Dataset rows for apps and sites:
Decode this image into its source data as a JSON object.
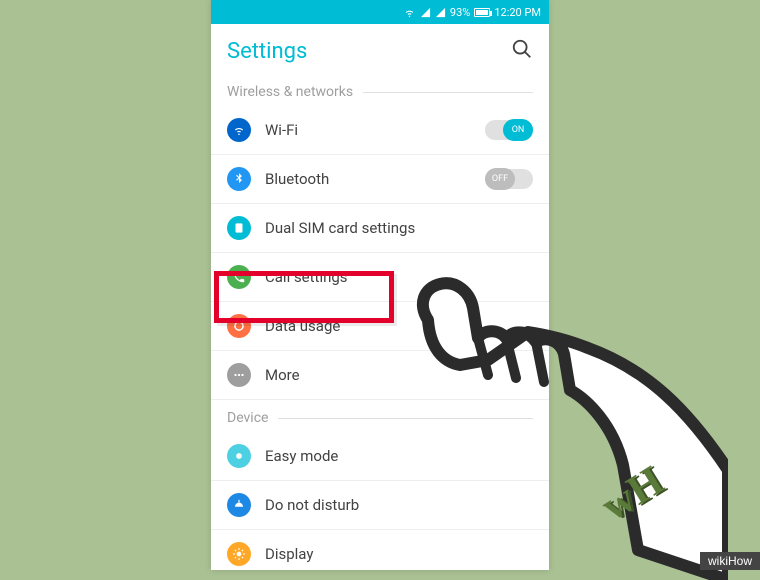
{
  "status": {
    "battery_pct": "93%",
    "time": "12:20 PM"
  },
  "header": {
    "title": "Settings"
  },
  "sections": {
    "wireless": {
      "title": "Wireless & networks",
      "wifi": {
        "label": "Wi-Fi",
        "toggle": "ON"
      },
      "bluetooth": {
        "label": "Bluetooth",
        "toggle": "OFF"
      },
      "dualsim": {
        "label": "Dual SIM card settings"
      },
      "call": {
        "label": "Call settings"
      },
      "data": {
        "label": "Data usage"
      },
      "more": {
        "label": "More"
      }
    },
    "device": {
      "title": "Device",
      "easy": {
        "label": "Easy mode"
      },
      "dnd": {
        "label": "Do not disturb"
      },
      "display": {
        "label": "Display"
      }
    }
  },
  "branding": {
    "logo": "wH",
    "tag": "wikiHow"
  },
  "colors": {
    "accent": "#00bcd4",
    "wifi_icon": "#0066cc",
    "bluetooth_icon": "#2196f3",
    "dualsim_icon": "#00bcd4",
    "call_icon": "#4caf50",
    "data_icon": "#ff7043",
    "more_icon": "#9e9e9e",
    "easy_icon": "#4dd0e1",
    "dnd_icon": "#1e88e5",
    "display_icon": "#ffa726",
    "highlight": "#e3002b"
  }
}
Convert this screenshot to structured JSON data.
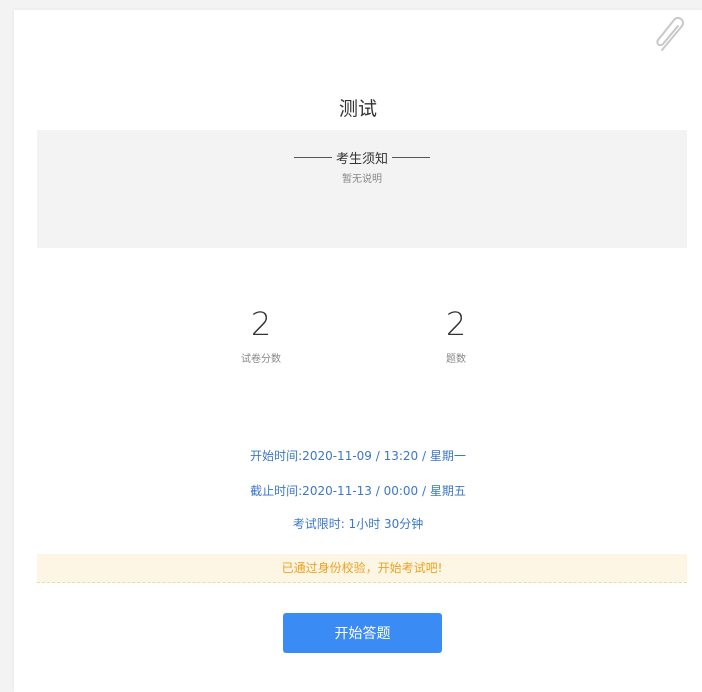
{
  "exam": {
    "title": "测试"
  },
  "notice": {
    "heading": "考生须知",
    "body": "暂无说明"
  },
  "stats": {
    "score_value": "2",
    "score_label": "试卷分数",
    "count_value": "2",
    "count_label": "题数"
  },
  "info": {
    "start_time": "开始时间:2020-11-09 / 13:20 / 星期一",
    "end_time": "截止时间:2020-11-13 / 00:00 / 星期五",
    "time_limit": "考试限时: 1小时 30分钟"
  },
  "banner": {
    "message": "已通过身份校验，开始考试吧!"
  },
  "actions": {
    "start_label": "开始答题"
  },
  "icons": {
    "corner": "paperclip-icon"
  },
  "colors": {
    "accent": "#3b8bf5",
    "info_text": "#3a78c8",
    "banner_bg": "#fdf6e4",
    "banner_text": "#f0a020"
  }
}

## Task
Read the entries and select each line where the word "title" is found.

## Response
    "title": "Settings"
      "title": "Wireless & networks",
      "title": "Device",
    "title": "测试"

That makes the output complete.